Deterministic identity matching provides direct links between data points, meaning that you know two data points are associated together – as opposed to probabilistic which makes guesses at these linkages. Deterministic identity resolution makes sure the view of the customer is accurate and cross-channel and is considered the most precise identity-based marketing approach with identity resolution.

While deterministic identity resolution is much more accurate, a pro of the probabilistic approach is it has the potential to identify much more customer data because the strategy links devices and identifiers based on algorithms, thereby helping create more links with a certain level of confidence. Instead of just analyzing one-to-one matches like deterministic matching, probabilistic uses a wider variety of data which may not always be as accurate as deterministic. And problems can arise if linkages are incorrect.

While both types of identity resolution have pros and cons, programmatic advertisers can know they are targeting the right people if they start with a deterministic-data-first approach.

Find New Ways to Produce First-Party Data

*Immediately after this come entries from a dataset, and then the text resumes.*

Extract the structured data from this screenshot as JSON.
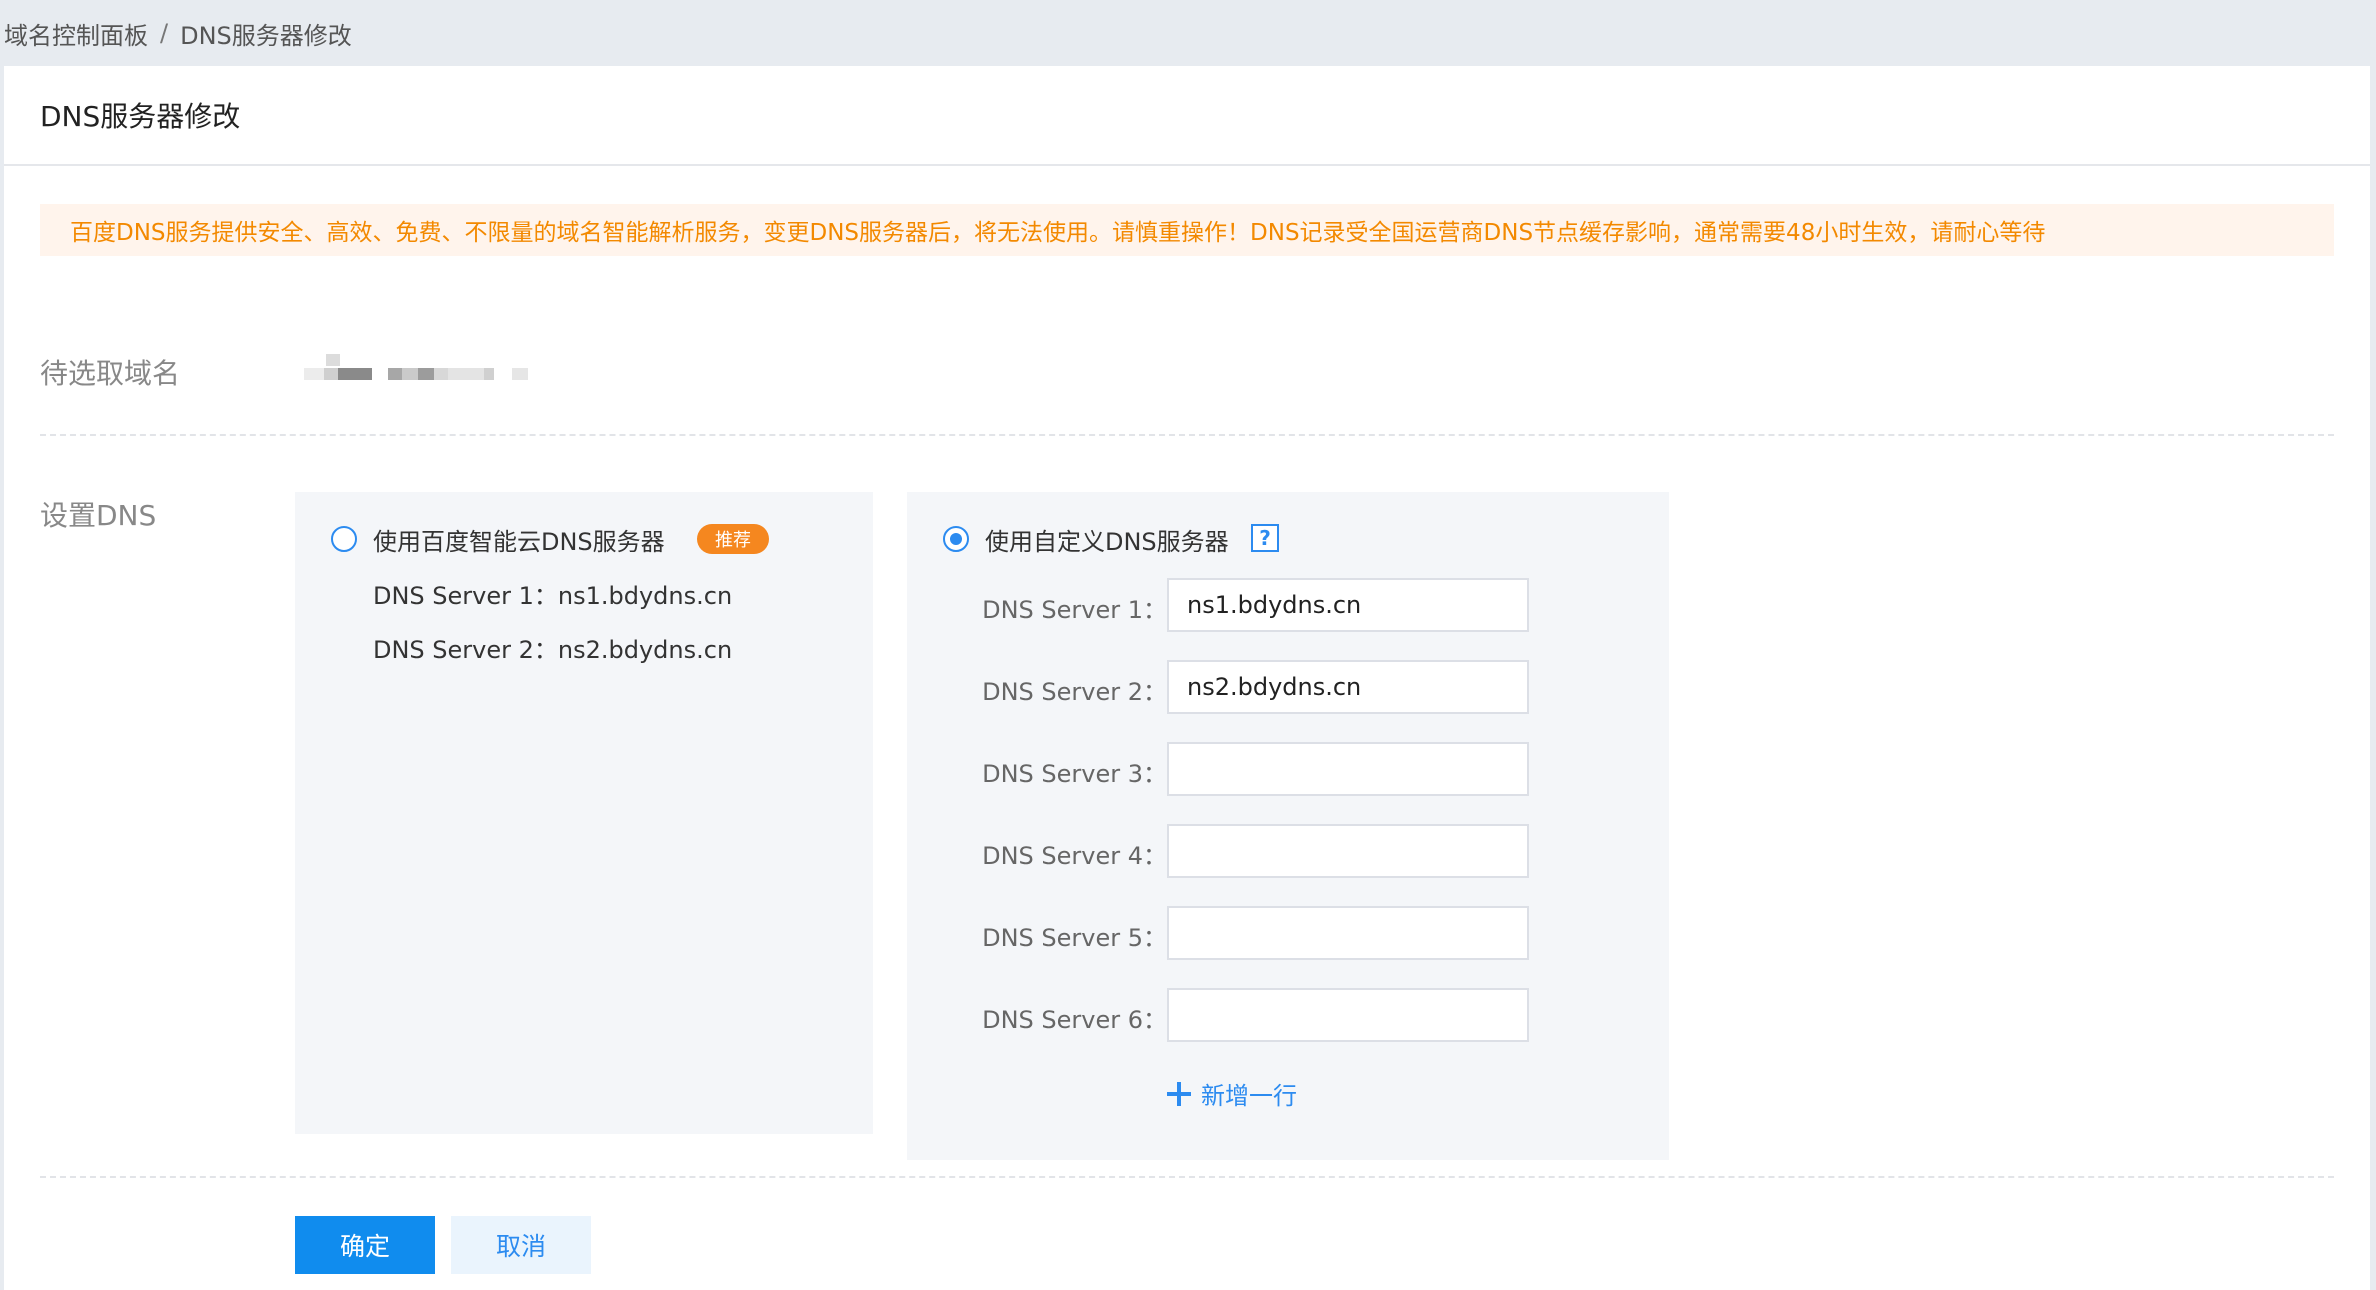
{
  "breadcrumb": {
    "root": "域名控制面板",
    "separator": "/",
    "current": "DNS服务器修改"
  },
  "panel": {
    "title": "DNS服务器修改"
  },
  "notice": {
    "text": "百度DNS服务提供安全、高效、免费、不限量的域名智能解析服务，变更DNS服务器后，将无法使用。请慎重操作！DNS记录受全国运营商DNS节点缓存影响，通常需要48小时生效，请耐心等待"
  },
  "domain_row": {
    "label": "待选取域名"
  },
  "dns_row": {
    "label": "设置DNS"
  },
  "option_baidu": {
    "label": "使用百度智能云DNS服务器",
    "badge": "推荐",
    "selected": false,
    "servers": [
      "DNS Server 1：ns1.bdydns.cn",
      "DNS Server 2：ns2.bdydns.cn"
    ]
  },
  "option_custom": {
    "label": "使用自定义DNS服务器",
    "help_glyph": "?",
    "selected": true,
    "fields": [
      {
        "label": "DNS Server 1：",
        "value": "ns1.bdydns.cn"
      },
      {
        "label": "DNS Server 2：",
        "value": "ns2.bdydns.cn"
      },
      {
        "label": "DNS Server 3：",
        "value": ""
      },
      {
        "label": "DNS Server 4：",
        "value": ""
      },
      {
        "label": "DNS Server 5：",
        "value": ""
      },
      {
        "label": "DNS Server 6：",
        "value": ""
      }
    ],
    "add_row_label": "新增一行"
  },
  "actions": {
    "confirm": "确定",
    "cancel": "取消"
  },
  "colors": {
    "primary": "#108cee",
    "link": "#2c8bf0",
    "warning": "#f38900",
    "badge": "#f5871f"
  }
}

With third-party cookies disappearing, companies are finding it harder to purchase third-party data on audiences that matter to them and being forced to find new ways to collect first-party data. Historically, third-party data has always been relatively bad, and requires a lot of guessing even if those guesses are made by algorithms. First-party data includes deterministic data, but it also includes other valuable information like behavioral data and purchase history. In a study by Lytics, 92% of brands surveyed considered first-party data “more important than ever” amid the deprecation of third-party cookies.

Relying on third-party data is dangerous, so one thing programmatic advertisers can do is go right to the source and get first-party data from their customers. This could include encouraging web visitors to create an account or download an app that allows the business to see more granularity on their activities. We continue to see more brands using promotions or personalized products to acquire customer information and amass their first-party arsenal. Doing so allows them to build out their customer profiles to better personalize their offering to each customer’s needs, increasing their marketing ROI.

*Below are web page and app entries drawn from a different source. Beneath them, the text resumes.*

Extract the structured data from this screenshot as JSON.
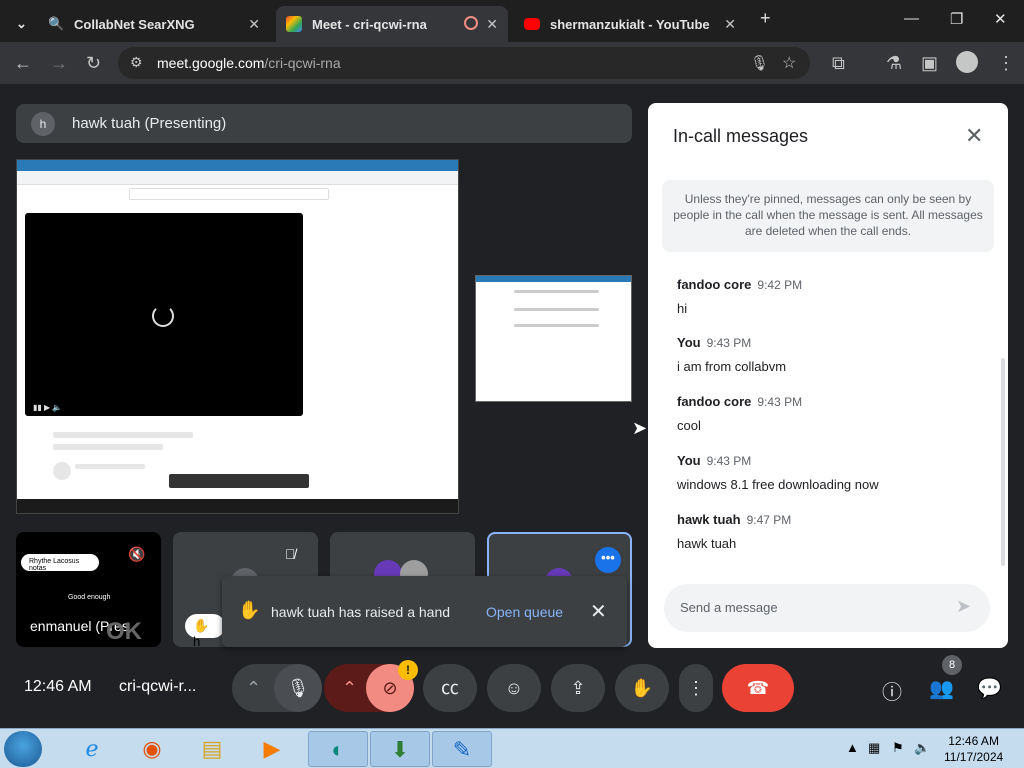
{
  "browser": {
    "tabs": [
      {
        "title": "CollabNet SearXNG",
        "active": false
      },
      {
        "title": "Meet - cri-qcwi-rna",
        "active": true
      },
      {
        "title": "shermanzukialt - YouTube",
        "active": false
      }
    ],
    "url_host": "meet.google.com",
    "url_path": "/cri-qcwi-rna"
  },
  "meet": {
    "presenter_initial": "h",
    "presenter_banner": "hawk tuah (Presenting)",
    "tiles": {
      "tile1_name": "enmanuel (Pres",
      "tile1_overlay": "OK",
      "tile1_bubble": "Rhythe Lacosus notas",
      "tile1_caption": "Good enough",
      "tile4_more": "•••",
      "hand_chip": "h"
    },
    "hand_toast": {
      "message": "hawk tuah has raised a hand",
      "action": "Open queue"
    },
    "panel": {
      "title": "In-call messages",
      "info": "Unless they're pinned, messages can only be seen by people in the call when the message is sent. All messages are deleted when the call ends.",
      "messages": [
        {
          "sender": "fandoo core",
          "time": "9:42 PM",
          "text": "hi"
        },
        {
          "sender": "You",
          "time": "9:43 PM",
          "text": "i am from collabvm"
        },
        {
          "sender": "fandoo core",
          "time": "9:43 PM",
          "text": "cool"
        },
        {
          "sender": "You",
          "time": "9:43 PM",
          "text": "windows 8.1 free downloading now"
        },
        {
          "sender": "hawk tuah",
          "time": "9:47 PM",
          "text": "hawk tuah"
        }
      ],
      "send_placeholder": "Send a message"
    },
    "bottom": {
      "clock": "12:46 AM",
      "meeting_code": "cri-qcwi-r...",
      "participant_count": "8",
      "camera_warning": "!"
    }
  },
  "taskbar": {
    "time": "12:46 AM",
    "date": "11/17/2024"
  },
  "colors": {
    "meet_bg": "#202124",
    "accent_blue": "#8ab4f8",
    "end_call_red": "#ea4335",
    "camera_off_red": "#f28b82"
  }
}
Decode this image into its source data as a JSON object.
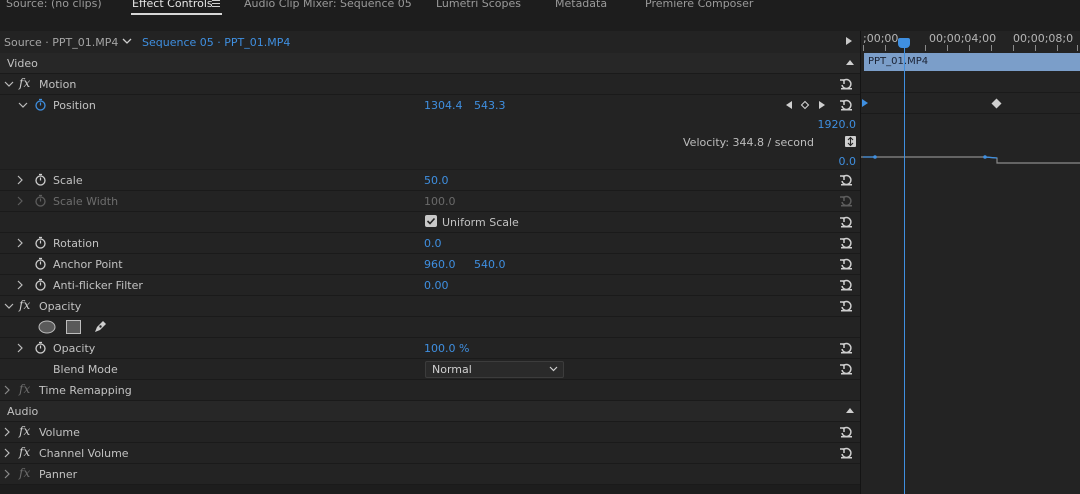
{
  "tabs": [
    {
      "label": "Source: (no clips)",
      "active": false
    },
    {
      "label": "Effect Controls",
      "active": true
    },
    {
      "label": "Audio Clip Mixer: Sequence 05",
      "active": false
    },
    {
      "label": "Lumetri Scopes",
      "active": false
    },
    {
      "label": "Metadata",
      "active": false
    },
    {
      "label": "Premiere Composer",
      "active": false
    }
  ],
  "source_bar": {
    "source": "Source · PPT_01.MP4",
    "sequence": "Sequence 05 · PPT_01.MP4"
  },
  "timeline": {
    "timecodes": [
      ";00;00",
      "00;00;04;00",
      "00;00;08;0"
    ],
    "clip_label": "PPT_01.MP4"
  },
  "video_section": {
    "label": "Video"
  },
  "motion": {
    "label": "Motion"
  },
  "position": {
    "label": "Position",
    "x": "1304.4",
    "y": "543.3"
  },
  "graph": {
    "max": "1920.0",
    "min": "0.0",
    "velocity": "Velocity: 344.8 / second"
  },
  "scale": {
    "label": "Scale",
    "value": "50.0"
  },
  "scale_width": {
    "label": "Scale Width",
    "value": "100.0"
  },
  "uniform_scale": {
    "label": "Uniform Scale",
    "checked": true
  },
  "rotation": {
    "label": "Rotation",
    "value": "0.0"
  },
  "anchor_point": {
    "label": "Anchor Point",
    "x": "960.0",
    "y": "540.0"
  },
  "anti_flicker": {
    "label": "Anti-flicker Filter",
    "value": "0.00"
  },
  "opacity_effect": {
    "label": "Opacity"
  },
  "opacity": {
    "label": "Opacity",
    "value": "100.0 %"
  },
  "blend_mode": {
    "label": "Blend Mode",
    "value": "Normal"
  },
  "time_remapping": {
    "label": "Time Remapping"
  },
  "audio_section": {
    "label": "Audio"
  },
  "volume": {
    "label": "Volume"
  },
  "channel_volume": {
    "label": "Channel Volume"
  },
  "panner": {
    "label": "Panner"
  },
  "colors": {
    "accent": "#3f8fe0",
    "clip": "#7b9ec9",
    "panel": "#232323"
  }
}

What can advertisers do?

Advertisers can also elect to work with a vendor who has access to their ideal customer segments and leverage the appropriate data to access them. As third-party data phases out of favor, we could also see large companies with sizable datasets start licensing data to brands as a form of passive income.

While likely a painful process at first, reorienting to a first-party data approach can help make identity graphs cleaner and much more accurate simply because they are based on information you know to be factual rather than prospectively factual. The challenge, however, is to also be able to identify when fraudulent data from things like bots and click farms are affecting the quality of your identity graph. Bot traffic can easily cause a string of events that literally breaks your identity graph making it look like a consumer is coming in from multiple devices or making it look like you have more users/visitors that you actually do. If looking to build and manage your own identity graph, it is important to have a reliable partner that can provide technology to remove identities linked to bots and other forms of fraudulent data.

For any customer centric business that aims to personalize customer experiences and create meaningful interactions with their brand, it’s critical to understand the entire persona of the customer based on all of their digital interactions. Organizations cannot afford to work on bits and pieces of information which is why collecting identities of a customer that may exist on several platforms and stitching them together for a unified view of the customer is so important.

To learn more about how to get started with a deterministic approach to identity resolution, visit: # # #